What you need to do: Copy out each line of the data that holds the string "Attendance".

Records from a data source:
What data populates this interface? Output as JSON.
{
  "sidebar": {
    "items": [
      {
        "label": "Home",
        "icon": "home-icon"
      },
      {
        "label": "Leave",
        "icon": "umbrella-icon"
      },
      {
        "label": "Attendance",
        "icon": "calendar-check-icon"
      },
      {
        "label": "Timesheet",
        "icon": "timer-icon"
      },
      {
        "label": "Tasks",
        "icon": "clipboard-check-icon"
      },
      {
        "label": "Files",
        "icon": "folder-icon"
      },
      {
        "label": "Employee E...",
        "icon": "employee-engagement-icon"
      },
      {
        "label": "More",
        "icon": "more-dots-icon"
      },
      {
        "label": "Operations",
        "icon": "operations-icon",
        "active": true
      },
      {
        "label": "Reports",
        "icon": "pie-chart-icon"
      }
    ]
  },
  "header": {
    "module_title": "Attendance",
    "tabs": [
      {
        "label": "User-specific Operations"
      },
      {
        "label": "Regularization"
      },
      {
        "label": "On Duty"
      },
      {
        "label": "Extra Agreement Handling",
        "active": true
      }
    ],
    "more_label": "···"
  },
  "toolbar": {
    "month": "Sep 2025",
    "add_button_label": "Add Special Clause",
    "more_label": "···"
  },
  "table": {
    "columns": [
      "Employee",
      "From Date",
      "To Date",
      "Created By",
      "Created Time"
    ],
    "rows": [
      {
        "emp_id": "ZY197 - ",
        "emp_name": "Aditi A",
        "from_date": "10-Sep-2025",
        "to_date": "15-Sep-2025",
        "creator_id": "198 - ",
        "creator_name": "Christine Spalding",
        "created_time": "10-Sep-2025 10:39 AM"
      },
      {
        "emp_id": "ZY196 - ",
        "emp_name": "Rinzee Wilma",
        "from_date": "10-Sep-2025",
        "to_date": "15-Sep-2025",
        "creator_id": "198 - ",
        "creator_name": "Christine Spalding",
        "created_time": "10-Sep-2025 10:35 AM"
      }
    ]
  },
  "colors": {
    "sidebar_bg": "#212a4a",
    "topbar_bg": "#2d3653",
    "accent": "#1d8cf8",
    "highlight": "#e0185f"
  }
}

Response for this exercise:
        "label": "Attendance",
    "module_title": "Attendance",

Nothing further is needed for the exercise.